*Exercise*
For any picture in the lines below, please leave it out and copy the rest exactly.

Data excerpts

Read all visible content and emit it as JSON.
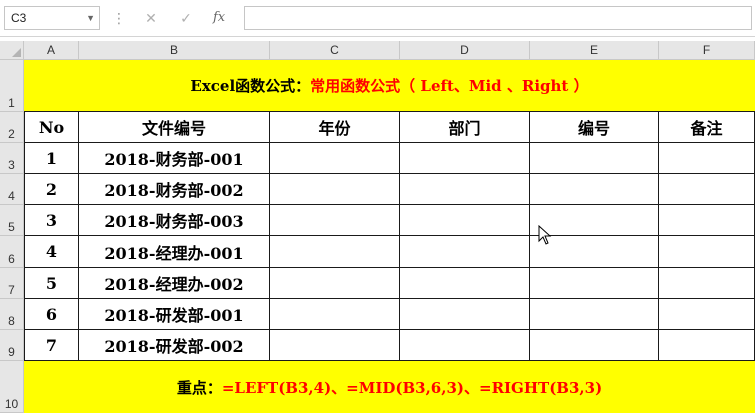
{
  "name_box": "C3",
  "formula_bar": {
    "value": ""
  },
  "columns": [
    "A",
    "B",
    "C",
    "D",
    "E",
    "F"
  ],
  "rows": [
    "1",
    "2",
    "3",
    "4",
    "5",
    "6",
    "7",
    "8",
    "9",
    "10"
  ],
  "title": {
    "prefix": "Excel函数公式：",
    "highlight": "常用函数公式（ Left、Mid 、Right ）"
  },
  "table": {
    "headers": [
      "No",
      "文件编号",
      "年份",
      "部门",
      "编号",
      "备注"
    ],
    "rows": [
      [
        "1",
        "2018-财务部-001"
      ],
      [
        "2",
        "2018-财务部-002"
      ],
      [
        "3",
        "2018-财务部-003"
      ],
      [
        "4",
        "2018-经理办-001"
      ],
      [
        "5",
        "2018-经理办-002"
      ],
      [
        "6",
        "2018-研发部-001"
      ],
      [
        "7",
        "2018-研发部-002"
      ]
    ]
  },
  "footer": {
    "prefix": "重点：",
    "highlight": "=LEFT(B3,4)、=MID(B3,6,3)、=RIGHT(B3,3)"
  },
  "colors": {
    "banner": "#ffff00",
    "accent": "#ff0000",
    "header_bg": "#e6e6e6"
  },
  "icons": [
    "cancel-icon",
    "confirm-icon",
    "function-icon",
    "dropdown-icon"
  ]
}
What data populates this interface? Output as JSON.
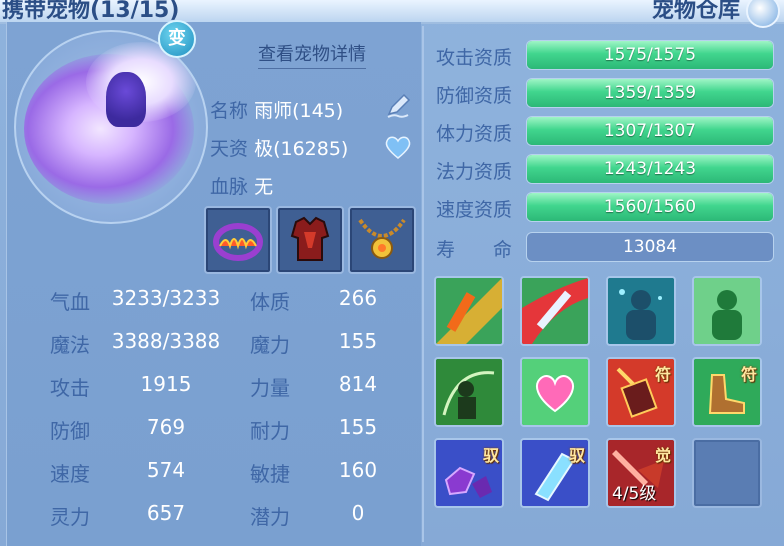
{
  "header": {
    "left_title": "携带宠物(13/15)",
    "right_title": "宠物仓库"
  },
  "pet": {
    "transform_badge": "变",
    "view_details": "查看宠物详情",
    "name_label": "名称",
    "name_value": "雨师(145)",
    "aptitude_label": "天资",
    "aptitude_value": "极(16285)",
    "bloodline_label": "血脉",
    "bloodline_value": "无"
  },
  "equipment": [
    {
      "name": "flame-collar"
    },
    {
      "name": "red-armor"
    },
    {
      "name": "gold-pendant"
    }
  ],
  "stats_left": [
    {
      "label": "气血",
      "value": "3233/3233"
    },
    {
      "label": "魔法",
      "value": "3388/3388"
    },
    {
      "label": "攻击",
      "value": "1915"
    },
    {
      "label": "防御",
      "value": "769"
    },
    {
      "label": "速度",
      "value": "574"
    },
    {
      "label": "灵力",
      "value": "657"
    }
  ],
  "stats_right": [
    {
      "label": "体质",
      "value": "266"
    },
    {
      "label": "魔力",
      "value": "155"
    },
    {
      "label": "力量",
      "value": "814"
    },
    {
      "label": "耐力",
      "value": "155"
    },
    {
      "label": "敏捷",
      "value": "160"
    },
    {
      "label": "潜力",
      "value": "0"
    }
  ],
  "attributes": [
    {
      "label": "攻击资质",
      "text": "1575/1575",
      "fill": 1.0
    },
    {
      "label": "防御资质",
      "text": "1359/1359",
      "fill": 1.0
    },
    {
      "label": "体力资质",
      "text": "1307/1307",
      "fill": 1.0
    },
    {
      "label": "法力资质",
      "text": "1243/1243",
      "fill": 1.0
    },
    {
      "label": "速度资质",
      "text": "1560/1560",
      "fill": 1.0
    }
  ],
  "lifespan": {
    "label": "寿　　命",
    "value": "13084"
  },
  "skills": [
    {
      "name": "fire-sword-skill",
      "tag": ""
    },
    {
      "name": "sword-slash-skill",
      "tag": ""
    },
    {
      "name": "spirit-figure-skill",
      "tag": ""
    },
    {
      "name": "green-figure-skill",
      "tag": ""
    },
    {
      "name": "shield-warrior-skill",
      "tag": ""
    },
    {
      "name": "heart-skill",
      "tag": ""
    },
    {
      "name": "talisman-book-skill",
      "tag": "符"
    },
    {
      "name": "talisman-boot-skill",
      "tag": "符"
    },
    {
      "name": "purple-crystal-skill",
      "tag": "驭"
    },
    {
      "name": "ice-crystal-skill",
      "tag": "驭"
    },
    {
      "name": "awaken-skill",
      "tag": "觉",
      "level": "4/5级"
    },
    {
      "name": "empty-skill-slot",
      "tag": ""
    }
  ],
  "colors": {
    "label_blue": "#3f67a6",
    "bar_green": "#41d68e",
    "panel_bg": "#86a9d6"
  }
}
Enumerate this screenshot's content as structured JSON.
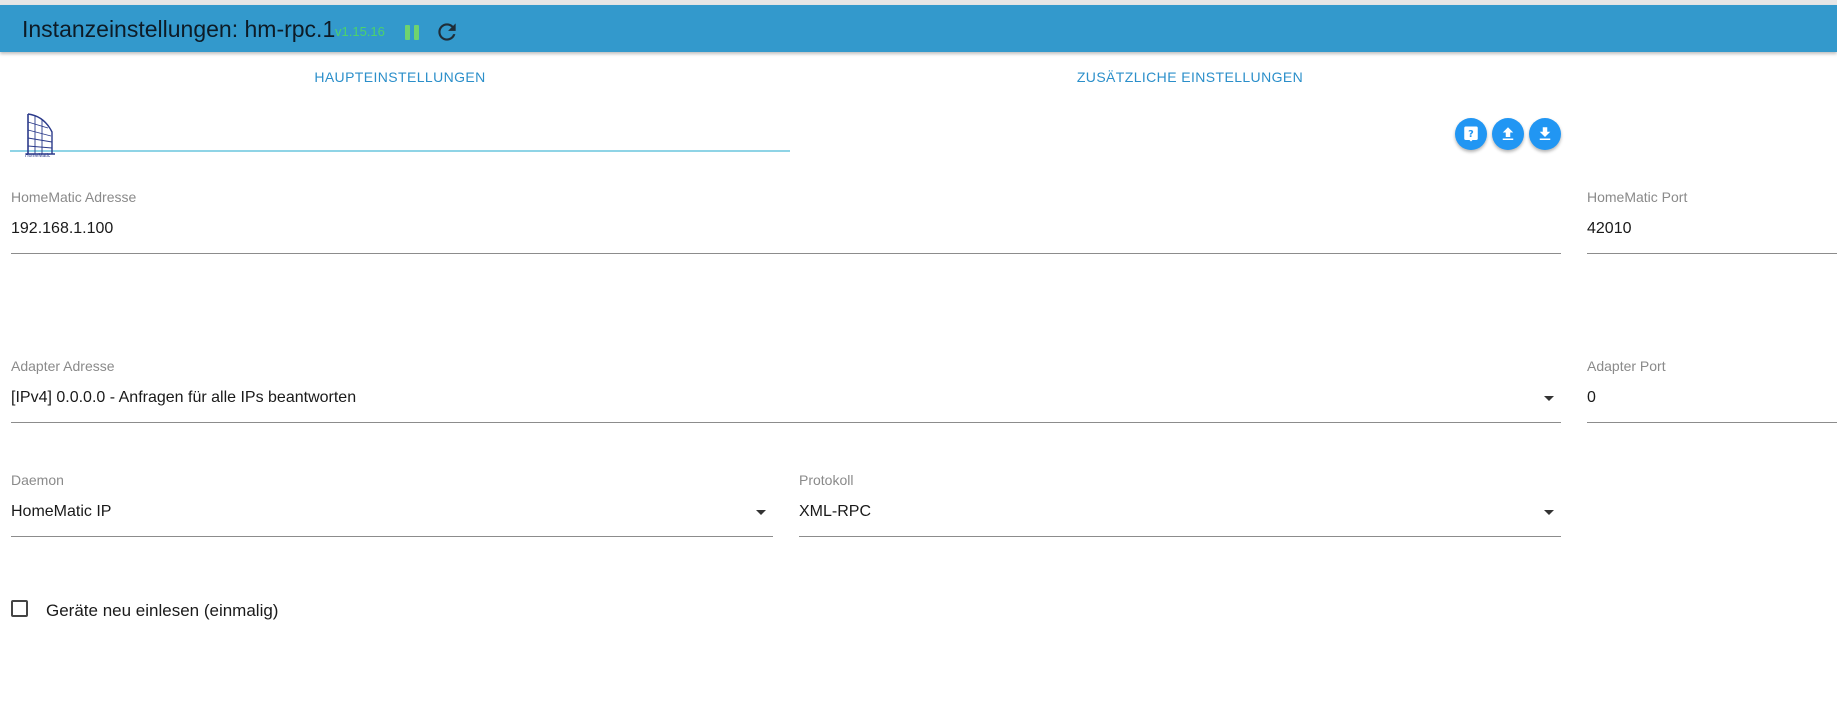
{
  "header": {
    "title": "Instanzeinstellungen: hm-rpc.1",
    "version": "v1.15.16",
    "header_color": "#3399cc",
    "version_color": "#4cd26b"
  },
  "tabs": [
    {
      "label": "HAUPTEINSTELLUNGEN",
      "active": true
    },
    {
      "label": "ZUSÄTZLICHE EINSTELLUNGEN",
      "active": false
    }
  ],
  "toolbar": {
    "icons": [
      "help-icon",
      "upload-icon",
      "download-icon"
    ],
    "button_color": "#2196f3"
  },
  "logo": {
    "caption": "HomeMatic"
  },
  "fields": {
    "homematic_address": {
      "label": "HomeMatic Adresse",
      "value": "192.168.1.100"
    },
    "homematic_port": {
      "label": "HomeMatic Port",
      "value": "42010"
    },
    "adapter_address": {
      "label": "Adapter Adresse",
      "value": "[IPv4] 0.0.0.0 - Anfragen für alle IPs beantworten"
    },
    "adapter_port": {
      "label": "Adapter Port",
      "value": "0"
    },
    "daemon": {
      "label": "Daemon",
      "value": "HomeMatic IP"
    },
    "protocol": {
      "label": "Protokoll",
      "value": "XML-RPC"
    }
  },
  "checkbox": {
    "label": "Geräte neu einlesen (einmalig)",
    "checked": false
  }
}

*Completed task*
Read all visible content and emit it as JSON.
{
  "name_box": "C3",
  "formula_bar": {
    "value": ""
  },
  "columns": [
    "A",
    "B",
    "C",
    "D",
    "E",
    "F"
  ],
  "rows": [
    "1",
    "2",
    "3",
    "4",
    "5",
    "6",
    "7",
    "8",
    "9",
    "10"
  ],
  "title": {
    "prefix": "Excel函数公式：",
    "highlight": "常用函数公式（ Left、Mid 、Right ）"
  },
  "table": {
    "headers": [
      "No",
      "文件编号",
      "年份",
      "部门",
      "编号",
      "备注"
    ],
    "rows": [
      [
        "1",
        "2018-财务部-001"
      ],
      [
        "2",
        "2018-财务部-002"
      ],
      [
        "3",
        "2018-财务部-003"
      ],
      [
        "4",
        "2018-经理办-001"
      ],
      [
        "5",
        "2018-经理办-002"
      ],
      [
        "6",
        "2018-研发部-001"
      ],
      [
        "7",
        "2018-研发部-002"
      ]
    ]
  },
  "footer": {
    "prefix": "重点：",
    "highlight": "=LEFT(B3,4)、=MID(B3,6,3)、=RIGHT(B3,3)"
  },
  "colors": {
    "banner": "#ffff00",
    "accent": "#ff0000",
    "header_bg": "#e6e6e6"
  },
  "icons": [
    "cancel-icon",
    "confirm-icon",
    "function-icon",
    "dropdown-icon"
  ]
}
What data populates this interface? Output as JSON.
{
  "header": {
    "left_title": "携带宠物(13/15)",
    "right_title": "宠物仓库"
  },
  "pet": {
    "transform_badge": "变",
    "view_details": "查看宠物详情",
    "name_label": "名称",
    "name_value": "雨师(145)",
    "aptitude_label": "天资",
    "aptitude_value": "极(16285)",
    "bloodline_label": "血脉",
    "bloodline_value": "无"
  },
  "equipment": [
    {
      "name": "flame-collar"
    },
    {
      "name": "red-armor"
    },
    {
      "name": "gold-pendant"
    }
  ],
  "stats_left": [
    {
      "label": "气血",
      "value": "3233/3233"
    },
    {
      "label": "魔法",
      "value": "3388/3388"
    },
    {
      "label": "攻击",
      "value": "1915"
    },
    {
      "label": "防御",
      "value": "769"
    },
    {
      "label": "速度",
      "value": "574"
    },
    {
      "label": "灵力",
      "value": "657"
    }
  ],
  "stats_right": [
    {
      "label": "体质",
      "value": "266"
    },
    {
      "label": "魔力",
      "value": "155"
    },
    {
      "label": "力量",
      "value": "814"
    },
    {
      "label": "耐力",
      "value": "155"
    },
    {
      "label": "敏捷",
      "value": "160"
    },
    {
      "label": "潜力",
      "value": "0"
    }
  ],
  "attributes": [
    {
      "label": "攻击资质",
      "text": "1575/1575",
      "fill": 1.0
    },
    {
      "label": "防御资质",
      "text": "1359/1359",
      "fill": 1.0
    },
    {
      "label": "体力资质",
      "text": "1307/1307",
      "fill": 1.0
    },
    {
      "label": "法力资质",
      "text": "1243/1243",
      "fill": 1.0
    },
    {
      "label": "速度资质",
      "text": "1560/1560",
      "fill": 1.0
    }
  ],
  "lifespan": {
    "label": "寿　　命",
    "value": "13084"
  },
  "skills": [
    {
      "name": "fire-sword-skill",
      "tag": ""
    },
    {
      "name": "sword-slash-skill",
      "tag": ""
    },
    {
      "name": "spirit-figure-skill",
      "tag": ""
    },
    {
      "name": "green-figure-skill",
      "tag": ""
    },
    {
      "name": "shield-warrior-skill",
      "tag": ""
    },
    {
      "name": "heart-skill",
      "tag": ""
    },
    {
      "name": "talisman-book-skill",
      "tag": "符"
    },
    {
      "name": "talisman-boot-skill",
      "tag": "符"
    },
    {
      "name": "purple-crystal-skill",
      "tag": "驭"
    },
    {
      "name": "ice-crystal-skill",
      "tag": "驭"
    },
    {
      "name": "awaken-skill",
      "tag": "觉",
      "level": "4/5级"
    },
    {
      "name": "empty-skill-slot",
      "tag": ""
    }
  ],
  "colors": {
    "label_blue": "#3f67a6",
    "bar_green": "#41d68e",
    "panel_bg": "#86a9d6"
  }
}
Enumerate this screenshot's content as structured JSON.
{
  "header": {
    "title": "Instanzeinstellungen: hm-rpc.1",
    "version": "v1.15.16",
    "header_color": "#3399cc",
    "version_color": "#4cd26b"
  },
  "tabs": [
    {
      "label": "HAUPTEINSTELLUNGEN",
      "active": true
    },
    {
      "label": "ZUSÄTZLICHE EINSTELLUNGEN",
      "active": false
    }
  ],
  "toolbar": {
    "icons": [
      "help-icon",
      "upload-icon",
      "download-icon"
    ],
    "button_color": "#2196f3"
  },
  "logo": {
    "caption": "HomeMatic"
  },
  "fields": {
    "homematic_address": {
      "label": "HomeMatic Adresse",
      "value": "192.168.1.100"
    },
    "homematic_port": {
      "label": "HomeMatic Port",
      "value": "42010"
    },
    "adapter_address": {
      "label": "Adapter Adresse",
      "value": "[IPv4] 0.0.0.0 - Anfragen für alle IPs beantworten"
    },
    "adapter_port": {
      "label": "Adapter Port",
      "value": "0"
    },
    "daemon": {
      "label": "Daemon",
      "value": "HomeMatic IP"
    },
    "protocol": {
      "label": "Protokoll",
      "value": "XML-RPC"
    }
  },
  "checkbox": {
    "label": "Geräte neu einlesen (einmalig)",
    "checked": false
  }
}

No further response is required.